All you need to know about cottage cheese

Registered dietitian and diabetes nurse educator, Tammy Jardine, unpacks the benefits of adding cottage cheese to your meal plan.

What is cottage cheese?

Cottage cheese starts out with pasteurised skimmed milk. Cultures are added to start the fermentation process at an increased temperature. This acidification makes some of the proteins in milk clump together and the mixture to solidify, resulting in curd and whey. The curd is then cut into small and medium sized pieces, cooked and the whey liquid is drained off. Water is added to rinse and cool the curd, where after it’s blended with salt and a cream dressing.

It is available in smooth or chunky and in varying fat levels: fat free, low-fat, medium fat and full cream. Creamed (or full cream) cottage cheese contains approximately 13-14% milk fat, medium fat cottage cheese contains approximately 12%, low-fat cottage cheese between 2,0-2,5% milk fat, and fat free cottage cheese no more than 0,5%.

It’s important to understand that even full cream cottage cheese is only 13-14% fat whereas most other cheese contains approximately 30% fat which is why cottage cheese is considered to be a healthier option.

100g of Lancewood smooth or chunky low fat cottage cheese provides 10,2g of protein and only 2g of carbs.

How does it affect blood glucose?

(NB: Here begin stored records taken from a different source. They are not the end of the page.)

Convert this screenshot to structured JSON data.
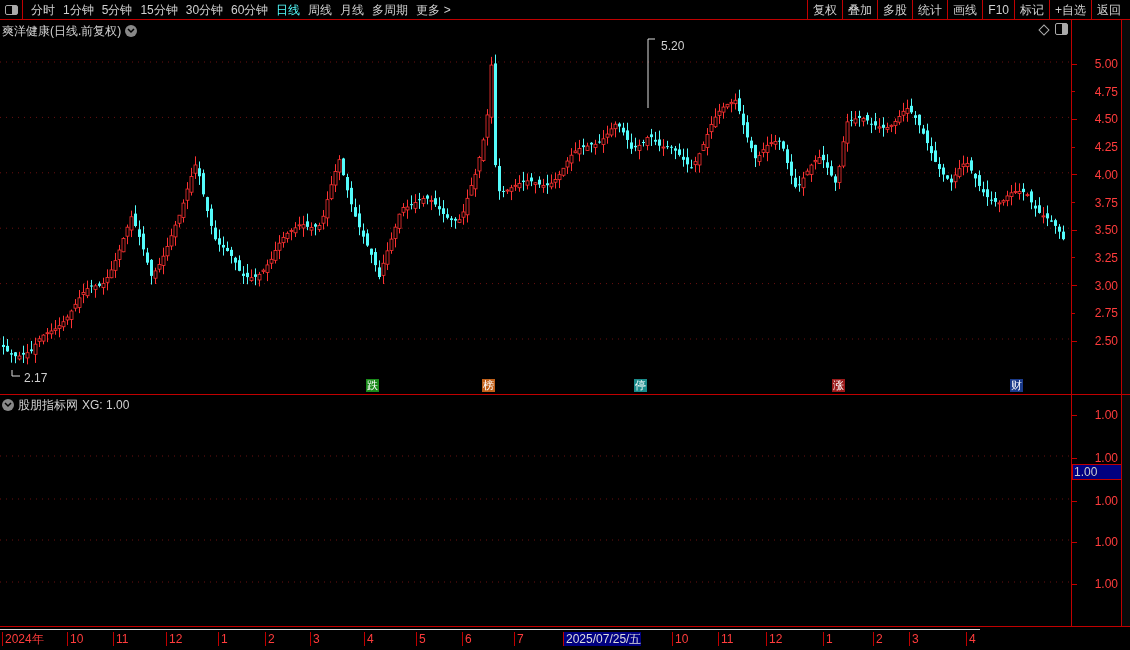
{
  "toolbar": {
    "periods": [
      {
        "label": "分时",
        "selected": false
      },
      {
        "label": "1分钟",
        "selected": false
      },
      {
        "label": "5分钟",
        "selected": false
      },
      {
        "label": "15分钟",
        "selected": false
      },
      {
        "label": "30分钟",
        "selected": false
      },
      {
        "label": "60分钟",
        "selected": false
      },
      {
        "label": "日线",
        "selected": true
      },
      {
        "label": "周线",
        "selected": false
      },
      {
        "label": "月线",
        "selected": false
      },
      {
        "label": "多周期",
        "selected": false
      },
      {
        "label": "更多 >",
        "selected": false
      }
    ],
    "actions": [
      "复权",
      "叠加",
      "多股",
      "统计",
      "画线",
      "F10",
      "标记",
      "+自选",
      "返回"
    ]
  },
  "main_chart": {
    "title": "爽洋健康(日线.前复权)",
    "high_label": "5.20",
    "low_label": "2.17",
    "price_ticks": [
      "5.00",
      "4.75",
      "4.50",
      "4.25",
      "4.00",
      "3.75",
      "3.50",
      "3.25",
      "3.00",
      "2.75",
      "2.50"
    ],
    "markers": [
      {
        "text": "跌",
        "color": "#1a8a1a"
      },
      {
        "text": "榜",
        "color": "#c0601a"
      },
      {
        "text": "停",
        "color": "#1a8a8a"
      },
      {
        "text": "涨",
        "color": "#9a1a1a"
      },
      {
        "text": "财",
        "color": "#1a3a8a"
      }
    ]
  },
  "indicator": {
    "title": "股朋指标网",
    "value_label": "XG: 1.00",
    "ticks": [
      "1.00",
      "1.00",
      "1.00",
      "1.00",
      "1.00"
    ],
    "current": "1.00"
  },
  "date_axis": [
    {
      "label": "2024年",
      "selected": false
    },
    {
      "label": "10",
      "selected": false
    },
    {
      "label": "11",
      "selected": false
    },
    {
      "label": "12",
      "selected": false
    },
    {
      "label": "1",
      "selected": false
    },
    {
      "label": "2",
      "selected": false
    },
    {
      "label": "3",
      "selected": false
    },
    {
      "label": "4",
      "selected": false
    },
    {
      "label": "5",
      "selected": false
    },
    {
      "label": "6",
      "selected": false
    },
    {
      "label": "7",
      "selected": false
    },
    {
      "label": "2025/07/25/五",
      "selected": true
    },
    {
      "label": "10",
      "selected": false
    },
    {
      "label": "11",
      "selected": false
    },
    {
      "label": "12",
      "selected": false
    },
    {
      "label": "1",
      "selected": false
    },
    {
      "label": "2",
      "selected": false
    },
    {
      "label": "3",
      "selected": false
    },
    {
      "label": "4",
      "selected": false
    }
  ]
}
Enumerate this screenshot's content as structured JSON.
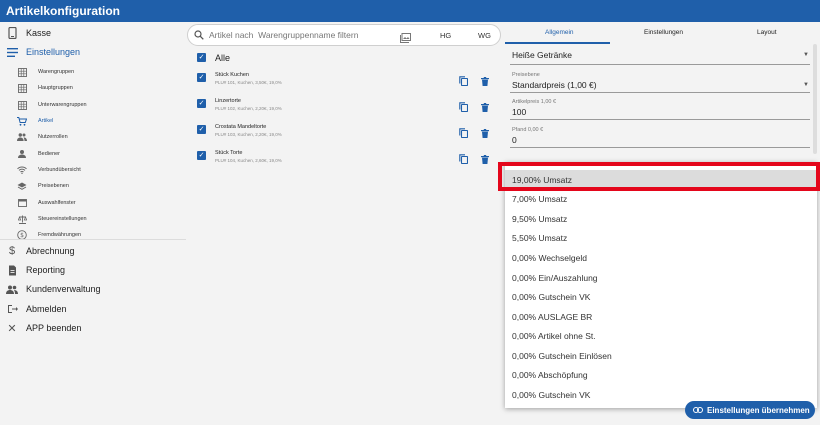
{
  "window": {
    "title": "Artikelkonfiguration"
  },
  "sidebar": {
    "kasse": "Kasse",
    "einstellungen": "Einstellungen",
    "sub_items": [
      {
        "label": "Warengruppen",
        "icon": "grid-icon"
      },
      {
        "label": "Hauptgruppen",
        "icon": "grid-icon"
      },
      {
        "label": "Unterwarengruppen",
        "icon": "grid-icon"
      },
      {
        "label": "Artikel",
        "icon": "cart-icon"
      },
      {
        "label": "Nutzerrollen",
        "icon": "people-icon"
      },
      {
        "label": "Bediener",
        "icon": "person-icon"
      },
      {
        "label": "Verbundübersicht",
        "icon": "wifi-icon"
      },
      {
        "label": "Preisebenen",
        "icon": "layers-icon"
      },
      {
        "label": "Auswahlfenster",
        "icon": "window-icon"
      },
      {
        "label": "Steuereinstellungen",
        "icon": "scale-icon"
      },
      {
        "label": "Fremdwährungen",
        "icon": "currency-icon"
      }
    ],
    "abrechnung": "Abrechnung",
    "reporting": "Reporting",
    "kundenverwaltung": "Kundenverwaltung",
    "abmelden": "Abmelden",
    "app_beenden": "APP beenden"
  },
  "search": {
    "placeholder": "Artikel nach  Warengruppenname filtern",
    "hg": "HG",
    "wg": "WG"
  },
  "list": {
    "all_label": "Alle",
    "articles": [
      {
        "name": "Stück Kuchen",
        "sub": "PLU# 101, Kuchen, 3,50€, 19,0%"
      },
      {
        "name": "Linzertorte",
        "sub": "PLU# 102, Kuchen, 2,20€, 19,0%"
      },
      {
        "name": "Crostata Mandeltorte",
        "sub": "PLU# 103, Kuchen, 2,20€, 19,0%"
      },
      {
        "name": "Stück Torte",
        "sub": "PLU# 104, Kuchen, 2,60€, 19,0%"
      }
    ]
  },
  "tabs": {
    "allgemein": "Allgemein",
    "einstellungen": "Einstellungen",
    "layout": "Layout"
  },
  "form": {
    "group_value": "Heiße Getränke",
    "preisebene_label": "Preisebene",
    "preisebene_value": "Standardpreis (1,00 €)",
    "artikelpreis_label": "Artikelpreis 1,00 €",
    "artikelpreis_value": "100",
    "pfand_label": "Pfand 0,00 €",
    "pfand_value": "0"
  },
  "dropdown": {
    "options": [
      "19,00% Umsatz",
      "7,00% Umsatz",
      "9,50% Umsatz",
      "5,50% Umsatz",
      "0,00% Wechselgeld",
      "0,00% Ein/Auszahlung",
      "0,00% Gutschein VK",
      "0,00% AUSLAGE BR",
      "0,00% Artikel ohne St.",
      "0,00% Gutschein Einlösen",
      "0,00% Abschöpfung",
      "0,00% Gutschein VK"
    ],
    "selected_index": 0
  },
  "apply_button": {
    "label": "Einstellungen übernehmen"
  },
  "colors": {
    "primary": "#1f5faa",
    "highlight": "#e4061b"
  }
}
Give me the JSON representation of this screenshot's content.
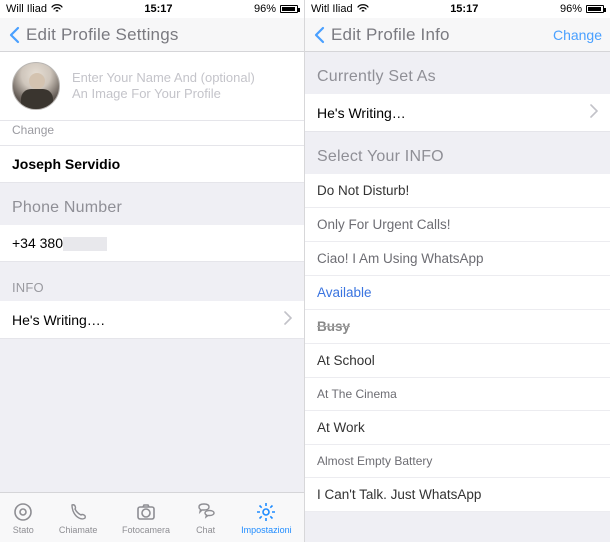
{
  "left": {
    "status": {
      "carrier": "Will Iliad",
      "time": "15:17",
      "battery_pct": "96%"
    },
    "nav": {
      "title": "Edit Profile Settings"
    },
    "profile": {
      "hint_line1": "Enter Your Name And (optional)",
      "hint_line2": "An Image For Your Profile",
      "change_label": "Change",
      "name": "Joseph Servidio"
    },
    "phone_header": "Phone Number",
    "phone_value": "+34 380",
    "info_header": "INFO",
    "info_value": "He's Writing….",
    "tabs": {
      "stato": "Stato",
      "chiamate": "Chiamate",
      "fotocamera": "Fotocamera",
      "chat": "Chat",
      "impostazioni": "Impostazioni"
    }
  },
  "right": {
    "status": {
      "carrier": "Witl Iliad",
      "time": "15:17",
      "battery_pct": "96%"
    },
    "nav": {
      "title": "Edit Profile Info",
      "action": "Change"
    },
    "currently_header": "Currently Set As",
    "currently_value": "He's Writing…",
    "select_header": "Select Your INFO",
    "options": [
      "Do Not Disturb!",
      "Only For Urgent Calls!",
      "Ciao! I Am Using WhatsApp",
      "Available",
      "Busy",
      "At School",
      "At The Cinema",
      "At Work",
      "Almost Empty Battery",
      "I Can't Talk. Just WhatsApp"
    ]
  }
}
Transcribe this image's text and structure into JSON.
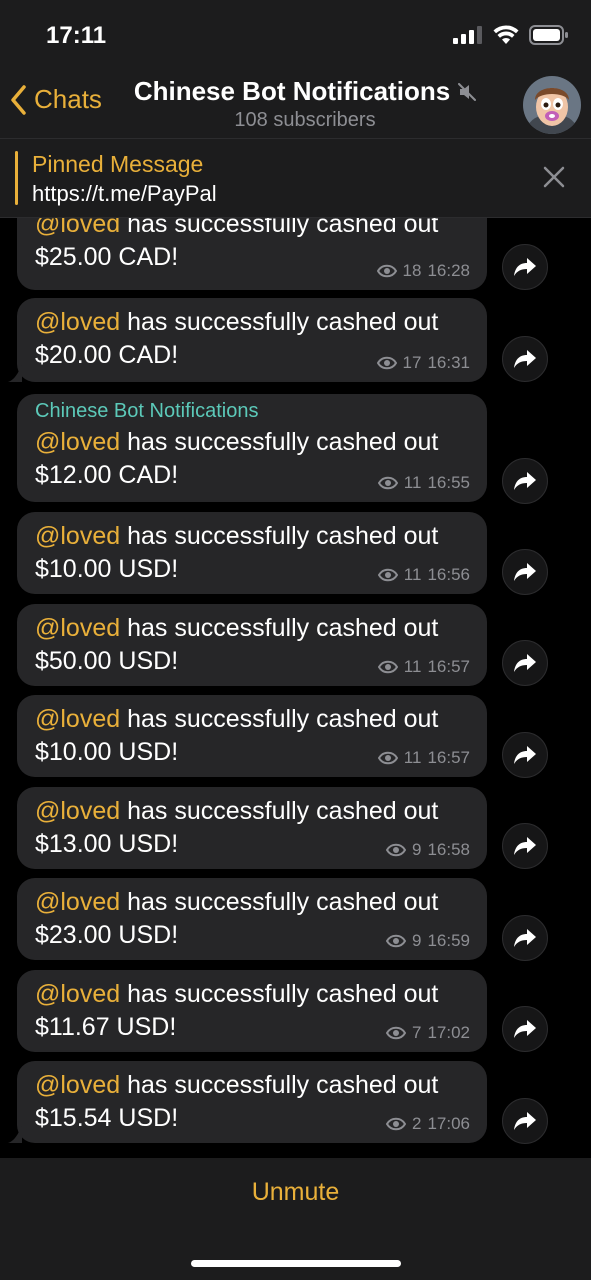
{
  "status_bar": {
    "time": "17:11"
  },
  "header": {
    "back_label": "Chats",
    "title": "Chinese Bot Notifications",
    "subtitle": "108 subscribers"
  },
  "pinned": {
    "title": "Pinned Message",
    "text": "https://t.me/PayPal"
  },
  "messages": [
    {
      "mention": "@loved",
      "text": " has successfully cashed out",
      "amount": "$25.00 CAD!",
      "views": "18",
      "time": "16:28"
    },
    {
      "mention": "@loved",
      "text": " has successfully cashed out",
      "amount": "$20.00 CAD!",
      "views": "17",
      "time": "16:31"
    },
    {
      "author": "Chinese Bot Notifications",
      "mention": "@loved",
      "text": " has successfully cashed out",
      "amount": "$12.00 CAD!",
      "views": "11",
      "time": "16:55"
    },
    {
      "mention": "@loved",
      "text": " has successfully cashed out",
      "amount": "$10.00 USD!",
      "views": "11",
      "time": "16:56"
    },
    {
      "mention": "@loved",
      "text": " has successfully cashed out",
      "amount": "$50.00 USD!",
      "views": "11",
      "time": "16:57"
    },
    {
      "mention": "@loved",
      "text": " has successfully cashed out",
      "amount": "$10.00 USD!",
      "views": "11",
      "time": "16:57"
    },
    {
      "mention": "@loved",
      "text": " has successfully cashed out",
      "amount": "$13.00 USD!",
      "views": "9",
      "time": "16:58"
    },
    {
      "mention": "@loved",
      "text": " has successfully cashed out",
      "amount": "$23.00 USD!",
      "views": "9",
      "time": "16:59"
    },
    {
      "mention": "@loved",
      "text": " has successfully cashed out",
      "amount": "$11.67 USD!",
      "views": "7",
      "time": "17:02"
    },
    {
      "mention": "@loved",
      "text": " has successfully cashed out",
      "amount": "$15.54 USD!",
      "views": "2",
      "time": "17:06"
    }
  ],
  "bottom": {
    "unmute_label": "Unmute"
  },
  "colors": {
    "accent": "#e9b03a",
    "author": "#5cc9b9",
    "bubble": "#262628",
    "bar": "#1c1c1d",
    "meta": "#8d8e93"
  },
  "icons": {
    "status": [
      "signal-icon",
      "wifi-icon",
      "battery-icon"
    ],
    "header": [
      "chevron-left-icon",
      "muted-speaker-icon",
      "avatar"
    ],
    "pinned": [
      "close-icon"
    ],
    "message": [
      "eye-icon",
      "share-icon"
    ]
  }
}
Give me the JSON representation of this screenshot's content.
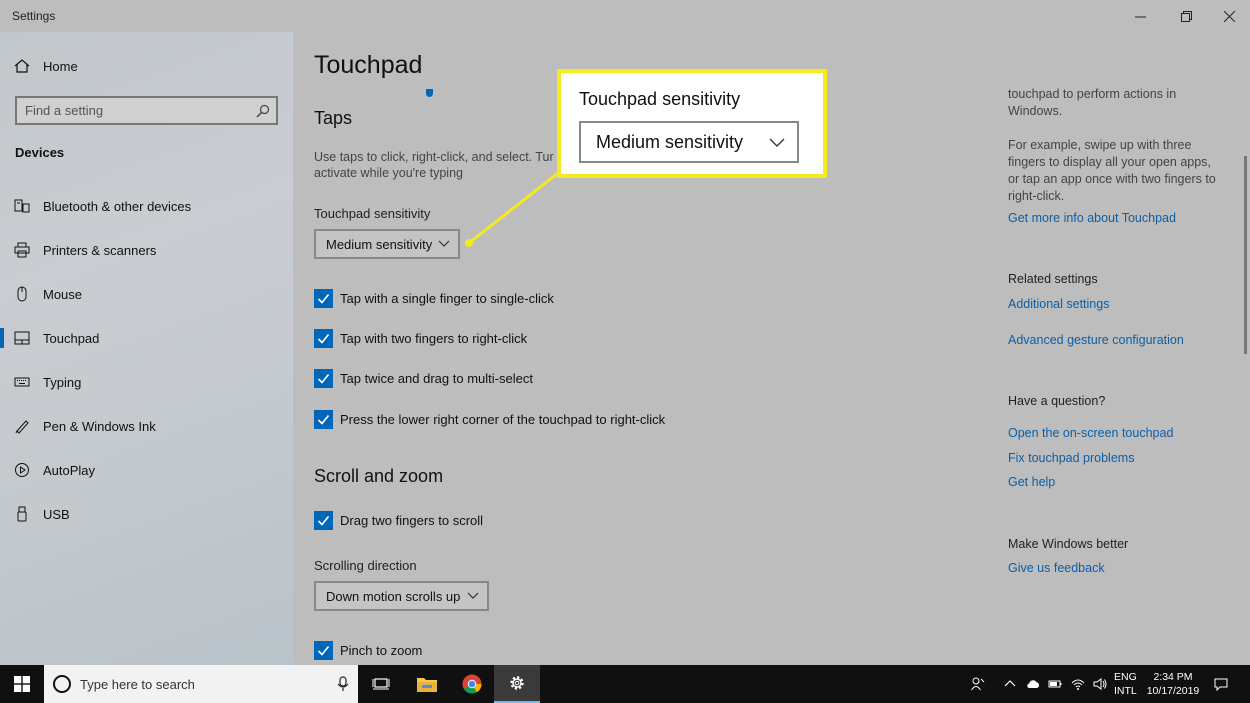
{
  "window": {
    "title": "Settings"
  },
  "sidebar": {
    "home": "Home",
    "search_placeholder": "Find a setting",
    "section": "Devices",
    "items": [
      {
        "label": "Bluetooth & other devices",
        "icon": "bluetooth-devices-icon"
      },
      {
        "label": "Printers & scanners",
        "icon": "printer-icon"
      },
      {
        "label": "Mouse",
        "icon": "mouse-icon"
      },
      {
        "label": "Touchpad",
        "icon": "touchpad-icon",
        "active": true
      },
      {
        "label": "Typing",
        "icon": "keyboard-icon"
      },
      {
        "label": "Pen & Windows Ink",
        "icon": "pen-icon"
      },
      {
        "label": "AutoPlay",
        "icon": "autoplay-icon"
      },
      {
        "label": "USB",
        "icon": "usb-icon"
      }
    ]
  },
  "main": {
    "title": "Touchpad",
    "taps": {
      "heading": "Taps",
      "description_line1": "Use taps to click, right-click, and select. Tur",
      "description_line2": "activate while you're typing",
      "sensitivity_label": "Touchpad sensitivity",
      "sensitivity_value": "Medium sensitivity",
      "checkboxes": [
        {
          "label": "Tap with a single finger to single-click",
          "checked": true
        },
        {
          "label": "Tap with two fingers to right-click",
          "checked": true
        },
        {
          "label": "Tap twice and drag to multi-select",
          "checked": true
        },
        {
          "label": "Press the lower right corner of the touchpad to right-click",
          "checked": true
        }
      ]
    },
    "scroll_zoom": {
      "heading": "Scroll and zoom",
      "drag_two_fingers": "Drag two fingers to scroll",
      "direction_label": "Scrolling direction",
      "direction_value": "Down motion scrolls up",
      "pinch": "Pinch to zoom"
    }
  },
  "right": {
    "intro_line1": "touchpad to perform actions in",
    "intro_line2": "Windows.",
    "example_line1": "For example, swipe up with three",
    "example_line2": "fingers to display all your open apps,",
    "example_line3": "or tap an app once with two fingers to",
    "example_line4": "right-click.",
    "more_info": "Get more info about Touchpad",
    "related_heading": "Related settings",
    "additional_settings": "Additional settings",
    "advanced_gesture": "Advanced gesture configuration",
    "question_heading": "Have a question?",
    "onscreen_touchpad": "Open the on-screen touchpad",
    "fix_problems": "Fix touchpad problems",
    "get_help": "Get help",
    "better_heading": "Make Windows better",
    "feedback": "Give us feedback"
  },
  "callout": {
    "label": "Touchpad sensitivity",
    "value": "Medium sensitivity",
    "border_color": "#f5ea1e"
  },
  "taskbar": {
    "search_text": "Type here to search",
    "lang_line1": "ENG",
    "lang_line2": "INTL",
    "time": "2:34 PM",
    "date": "10/17/2019"
  },
  "colors": {
    "accent": "#0067b8",
    "link": "#0b5fa8",
    "highlight": "#f5ea1e"
  }
}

Interestingly, eating cottage cheese may help manage your blood glucose. Over the last four decades, there have been many studies investigating the effects of dietary modifications on blood glucose control. The type, amount, and combination of macronutrients in the diet can influence how much insulin our body secretes and how the body manages glucose.

Since 1984, the effects of milk, yoghurt and cheese have been investigated in Type 2 diabetes. In a ground-breaking study, done in 2004, men who ate 25g of cottage cheese with 50g of glucose had 38% lower blood glucose post eating it, compared to those who consumed glucose alone. The blood glucose-lowering effects of cottage cheese are often attributed to the milk proteins (casein and whey) and amino acids making up its high protein content.

Cottage cheese is a low carbohydrate, low fat, and high protein food. When carbohydrate in a meal is replaced with protein and/or fat, there is an improvement in the post meal (postprandial) blood glucose which is exactly the aim in diabetes management. Lowering carbohydrate from the standard 55% of total energy to 40% with a corresponding increase in protein can reduce HbA1c to a similar decrease seen when using metformin.

Also important in diabetes management is weight loss or a healthy weight maintenance. Protein is satiating and studies have shown that it will keep you fuller for longer and prevent overeating.

What does this mean for your diet?

The data provides evidence that cottage cheese can be a potent insulin stimulator and regulator of glucose control when consumed with or without fat or carbohydrates. These potentially beneficial effects are seen when you replace some or all of the carbohydrate in a meal.

For a lower carb meal and looking at similar calories, instead of having a sandwich with a slice of cheese and a fruit, have 1 slice of bread with sliced cucumber and Lancewood creamed smooth cottage cheese, celery and cashew nuts:

Food Carb Protein Fat kJ
2 slices low-GI bread with 1 tablespoon of margarine, 1 slice processed cheese, and an apple 52g 12g 18g 1806kJ
1 slice low-GI bread, ½ cup of cucumber slices, 2 celery stalks and 125g (½ cup) Lancewood creamed smooth cottage cheese and 15g cashews 22g 19g  26g 1774kJ


  1. Lancewood website
  2. Nuttall FQ, Gannon MC (2004). Metabolic response of people with type 2 diabetes to a high protein diet. Nutrition & Metabolism, 1:6. doi:10.1186/1743-7075-1-6
  3. Bjørnshave A, Hermansen K (2014). Effects of Dairy Protein and Fat on the Metabolic Syndrome and Type 2 Diabetes. Rev Diabet Stud, 11:153-166. doi:10.1900/RDS.2014.11.153
  4. Thorning, TK, Raben A, Tholstrup T, Soedamah-Muthu SS (2016). Milk and dairy products: good or bad for human health? An assessment of the totality of scientific evidence. Food & Nutrition Research, 60:32527. doi:10.3402/fnr.v60.32527
  5. Pasin G, Comerford KB. (2015). Dairy Foods and Dairy Proteins in the Management of Type 2 Diabetes: A Systematic Review of the Clinical Evidence. Adv. Nutr, 6:245–259. doi:10.3945/an.114.007690


Tammy Jardine is a qualified diabetes educator and a registered dietitian. Living with diabetes for over 15 years means that she knows first-hand how difficult it can be to achieve and maintain optimal blood glucose control with good lifestyle habits. She believes that diabetes affects every person differently and takes the time to understand how it’s affecting the individual and to help them manage it effectively. With more than 20 years of experience working as a dietitian in the UK and SA, she has a passion for helping people live a better and happier life with good food. Tammy currently works from Wilgeheuwel hospital.